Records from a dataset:
_ _ _ _ _ _ _
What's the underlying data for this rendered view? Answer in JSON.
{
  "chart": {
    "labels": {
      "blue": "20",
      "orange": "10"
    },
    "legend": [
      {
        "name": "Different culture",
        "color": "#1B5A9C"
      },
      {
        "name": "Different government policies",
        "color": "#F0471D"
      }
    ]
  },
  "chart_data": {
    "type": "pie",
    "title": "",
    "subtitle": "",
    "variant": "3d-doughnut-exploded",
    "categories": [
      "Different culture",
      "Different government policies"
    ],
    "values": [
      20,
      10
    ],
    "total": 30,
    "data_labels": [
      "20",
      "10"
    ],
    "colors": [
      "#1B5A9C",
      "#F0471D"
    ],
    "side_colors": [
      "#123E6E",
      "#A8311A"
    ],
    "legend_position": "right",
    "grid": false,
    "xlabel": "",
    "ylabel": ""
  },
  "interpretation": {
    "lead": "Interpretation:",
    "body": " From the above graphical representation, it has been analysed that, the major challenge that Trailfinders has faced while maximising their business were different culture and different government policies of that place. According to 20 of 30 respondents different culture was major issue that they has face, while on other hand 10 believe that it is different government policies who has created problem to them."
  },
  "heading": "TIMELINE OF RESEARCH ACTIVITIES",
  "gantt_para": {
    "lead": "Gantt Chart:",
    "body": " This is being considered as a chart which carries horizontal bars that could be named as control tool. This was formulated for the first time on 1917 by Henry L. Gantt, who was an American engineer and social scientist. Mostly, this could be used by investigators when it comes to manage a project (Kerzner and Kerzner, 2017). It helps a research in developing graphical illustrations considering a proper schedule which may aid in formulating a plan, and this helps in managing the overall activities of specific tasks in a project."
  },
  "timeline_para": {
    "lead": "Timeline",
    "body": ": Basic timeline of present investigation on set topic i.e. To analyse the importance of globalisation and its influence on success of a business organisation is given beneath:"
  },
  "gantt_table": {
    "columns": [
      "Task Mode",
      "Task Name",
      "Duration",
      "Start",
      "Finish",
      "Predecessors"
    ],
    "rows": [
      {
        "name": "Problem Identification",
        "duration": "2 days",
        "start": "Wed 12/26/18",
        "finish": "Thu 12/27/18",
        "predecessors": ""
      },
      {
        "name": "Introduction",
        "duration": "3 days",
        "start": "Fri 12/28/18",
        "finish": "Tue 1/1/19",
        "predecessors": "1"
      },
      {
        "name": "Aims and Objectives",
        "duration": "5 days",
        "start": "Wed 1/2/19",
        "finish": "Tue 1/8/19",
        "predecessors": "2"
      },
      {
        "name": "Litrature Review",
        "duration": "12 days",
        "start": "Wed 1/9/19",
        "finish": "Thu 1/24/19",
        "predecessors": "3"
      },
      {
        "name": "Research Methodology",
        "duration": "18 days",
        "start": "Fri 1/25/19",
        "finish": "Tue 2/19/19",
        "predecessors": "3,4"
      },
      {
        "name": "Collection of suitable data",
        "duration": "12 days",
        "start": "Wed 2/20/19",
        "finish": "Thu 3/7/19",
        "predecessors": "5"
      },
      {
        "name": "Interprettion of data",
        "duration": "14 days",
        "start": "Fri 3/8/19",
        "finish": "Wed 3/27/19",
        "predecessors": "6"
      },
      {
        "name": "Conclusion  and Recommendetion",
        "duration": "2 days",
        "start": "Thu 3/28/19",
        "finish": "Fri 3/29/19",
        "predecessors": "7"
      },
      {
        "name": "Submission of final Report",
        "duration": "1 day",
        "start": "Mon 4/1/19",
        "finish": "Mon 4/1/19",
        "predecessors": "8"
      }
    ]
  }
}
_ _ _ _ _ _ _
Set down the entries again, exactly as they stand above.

What's the underlying data for this rendered view? Answer in JSON.
{
  "chart": {
    "labels": {
      "blue": "20",
      "orange": "10"
    },
    "legend": [
      {
        "name": "Different culture",
        "color": "#1B5A9C"
      },
      {
        "name": "Different government policies",
        "color": "#F0471D"
      }
    ]
  },
  "chart_data": {
    "type": "pie",
    "title": "",
    "subtitle": "",
    "variant": "3d-doughnut-exploded",
    "categories": [
      "Different culture",
      "Different government policies"
    ],
    "values": [
      20,
      10
    ],
    "total": 30,
    "data_labels": [
      "20",
      "10"
    ],
    "colors": [
      "#1B5A9C",
      "#F0471D"
    ],
    "side_colors": [
      "#123E6E",
      "#A8311A"
    ],
    "legend_position": "right",
    "grid": false,
    "xlabel": "",
    "ylabel": ""
  },
  "interpretation": {
    "lead": "Interpretation:",
    "body": " From the above graphical representation, it has been analysed that, the major challenge that Trailfinders has faced while maximising their business were different culture and different government policies of that place. According to 20 of 30 respondents different culture was major issue that they has face, while on other hand 10 believe that it is different government policies who has created problem to them."
  },
  "heading": "TIMELINE OF RESEARCH ACTIVITIES",
  "gantt_para": {
    "lead": "Gantt Chart:",
    "body": " This is being considered as a chart which carries horizontal bars that could be named as control tool. This was formulated for the first time on 1917 by Henry L. Gantt, who was an American engineer and social scientist. Mostly, this could be used by investigators when it comes to manage a project (Kerzner and Kerzner, 2017). It helps a research in developing graphical illustrations considering a proper schedule which may aid in formulating a plan, and this helps in managing the overall activities of specific tasks in a project."
  },
  "timeline_para": {
    "lead": "Timeline",
    "body": ": Basic timeline of present investigation on set topic i.e. To analyse the importance of globalisation and its influence on success of a business organisation is given beneath:"
  },
  "gantt_table": {
    "columns": [
      "Task Mode",
      "Task Name",
      "Duration",
      "Start",
      "Finish",
      "Predecessors"
    ],
    "rows": [
      {
        "name": "Problem Identification",
        "duration": "2 days",
        "start": "Wed 12/26/18",
        "finish": "Thu 12/27/18",
        "predecessors": ""
      },
      {
        "name": "Introduction",
        "duration": "3 days",
        "start": "Fri 12/28/18",
        "finish": "Tue 1/1/19",
        "predecessors": "1"
      },
      {
        "name": "Aims and Objectives",
        "duration": "5 days",
        "start": "Wed 1/2/19",
        "finish": "Tue 1/8/19",
        "predecessors": "2"
      },
      {
        "name": "Litrature Review",
        "duration": "12 days",
        "start": "Wed 1/9/19",
        "finish": "Thu 1/24/19",
        "predecessors": "3"
      },
      {
        "name": "Research Methodology",
        "duration": "18 days",
        "start": "Fri 1/25/19",
        "finish": "Tue 2/19/19",
        "predecessors": "3,4"
      },
      {
        "name": "Collection of suitable data",
        "duration": "12 days",
        "start": "Wed 2/20/19",
        "finish": "Thu 3/7/19",
        "predecessors": "5"
      },
      {
        "name": "Interprettion of data",
        "duration": "14 days",
        "start": "Fri 3/8/19",
        "finish": "Wed 3/27/19",
        "predecessors": "6"
      },
      {
        "name": "Conclusion  and Recommendetion",
        "duration": "2 days",
        "start": "Thu 3/28/19",
        "finish": "Fri 3/29/19",
        "predecessors": "7"
      },
      {
        "name": "Submission of final Report",
        "duration": "1 day",
        "start": "Mon 4/1/19",
        "finish": "Mon 4/1/19",
        "predecessors": "8"
      }
    ]
  }
}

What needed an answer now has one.